My grade 11 drama class was invited to stage a children’s production of The Three Little Pigs. Among the hockey playing actors there were immediate mutinous rumblings about having to appear in public in pink pig suits until I stressed that the company sponsoring the play was providing free all-you-can-eat pizza. Happy “grunts” all around.
Actually, the large forward playing the Big Bad Wolf really got into his role. Behind his fake fur cardboard mask and construction paper fangs, he was doing a credible job of roaring and chasing. (Several small audience members openly panicked every time he appeared.) At the precise moment where the BBW had the three Pigs trapped, theatre Rule Two effectively kicked in.
A little boy, no more than five, jumped to his feet, and clambered on stage. The Wolf, Pigs (and all of us backstage) froze. Finally the Wolf leaned down inquiringly. The boy, in a voice that carried nicely to the rafters, exclaimed “Don’t you touch them pigs!” hauled off and belted the Wolf smack in his pointy nose so hard his entire mask flipped sideways.
The audience was treated, as the curtain mercifully dropped, to the sight of three large Pigs piled on top of a struggling Wolf, who later assured me he wouldn’t have murdered the boy, “just damaged him a little.”
The senior class was staging a docudrama about the Mounties’ heroic 1880’s seizure of the American Fort Whoop-Up. The big scene was to feature a cannon blasting through the papier-maché gates with the ‘mounties’ bravely firing their (prop) carbines while the stalwart defenders furiously fought back. Sadly, Rule One then reared its inevitable head.
Instead of a loud cannon roar, the audience was decidedly startled to hear, instead, a deep Fog Horn pealing out. By the time the sweating sound student could get the tangled tape silenced, it was only to reveal all the attacking Mounties haplessly clicking their prop guns: not a single, solitary gun had actually fired! As epic battles scenes go, a bit of a dud.
The next show, an enterprising actress and her father wheeled in a very small brass canon from off their sail boat. The little gun could not be loaded, fired no objects, and would, they said, only “make a nice bang during the fight.”
The audience was breathlessly thrilling to the exciting attack on Whoop-Up. The red-coated colonel shouted “Fire!” The parent pushed the button on his little sailboat gun.
The stage crew hit the floor. All the ‘mounties’ hit the floor. In fact, several rows of the audience hit the floor.

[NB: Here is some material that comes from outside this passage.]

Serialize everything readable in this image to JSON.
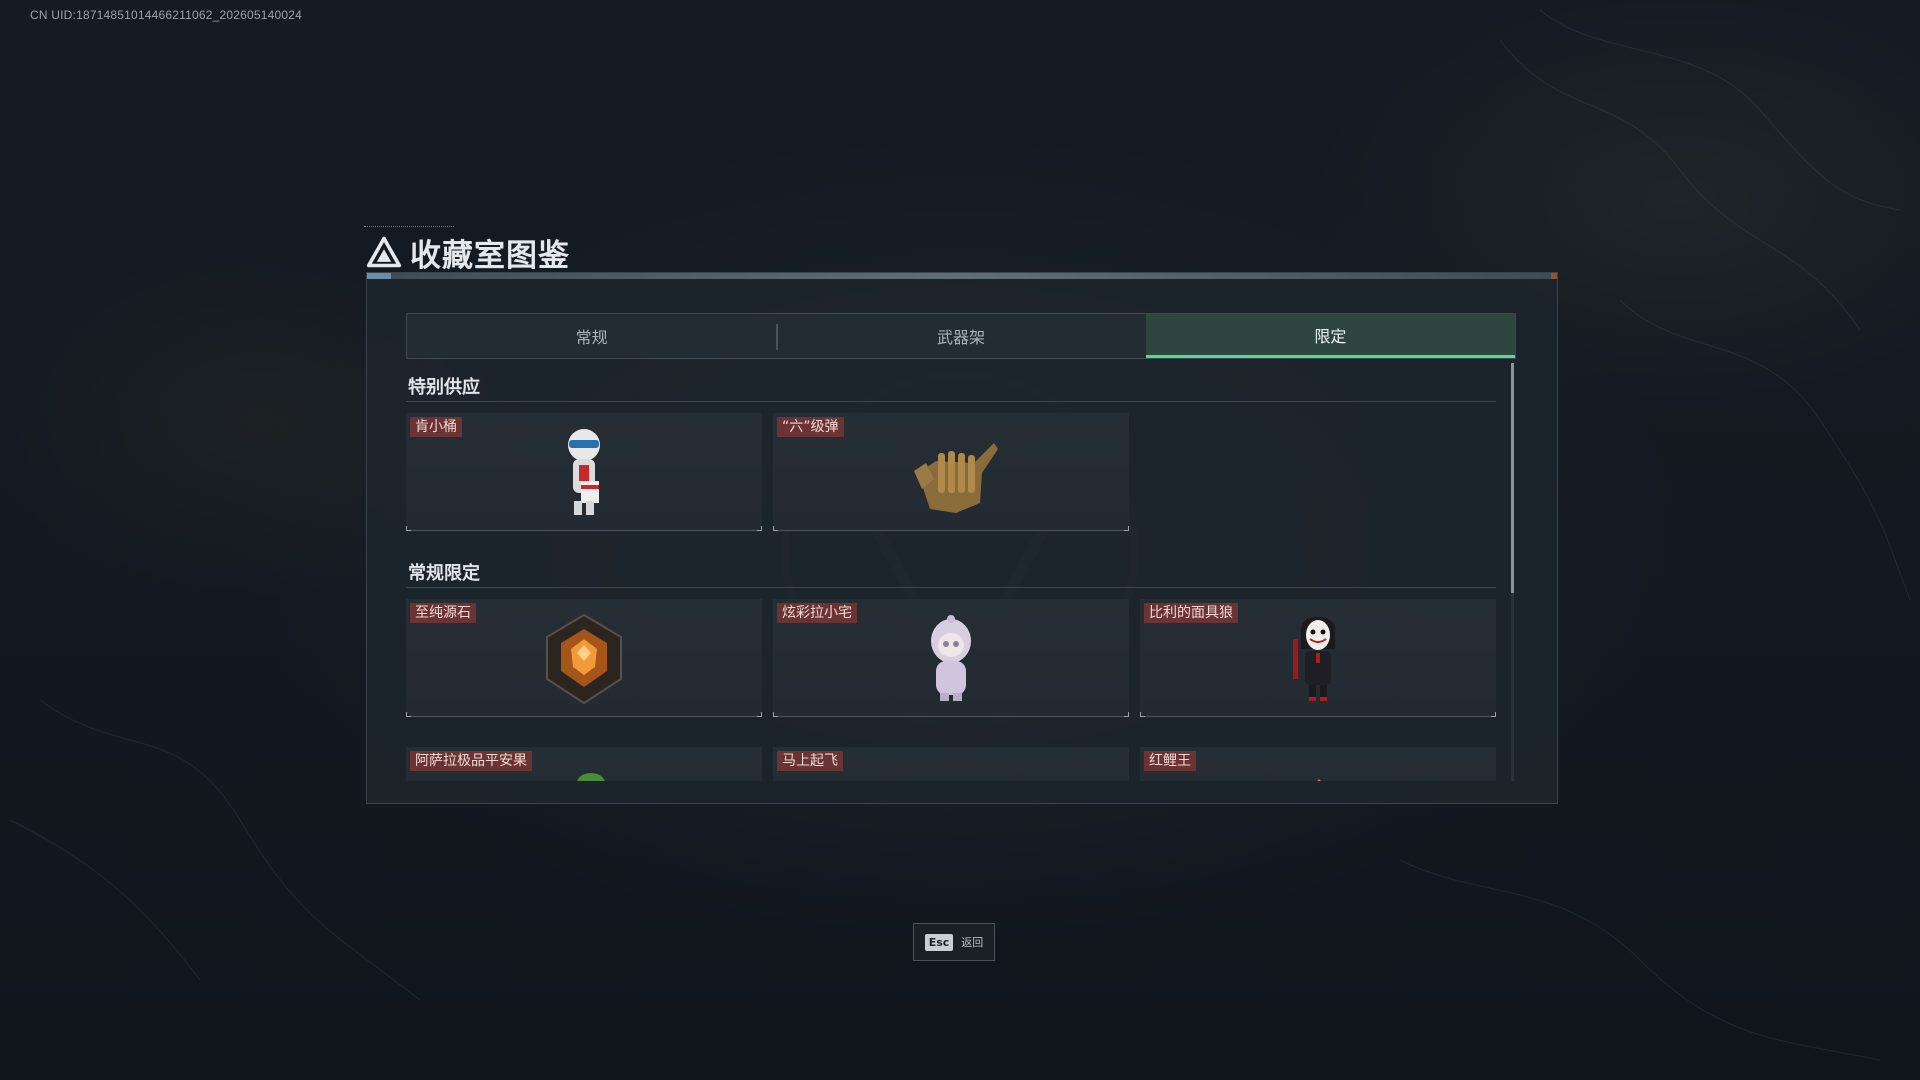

Apparently, no one had considered that our ‘little gun’ had been specifically designed to be heard over very large expanses of open water.
Our brave mounties were still cowering on the floor as a ragged, quivering, white handkerchief slowly appeared over the card-board battlements of Fort Whoop-Up.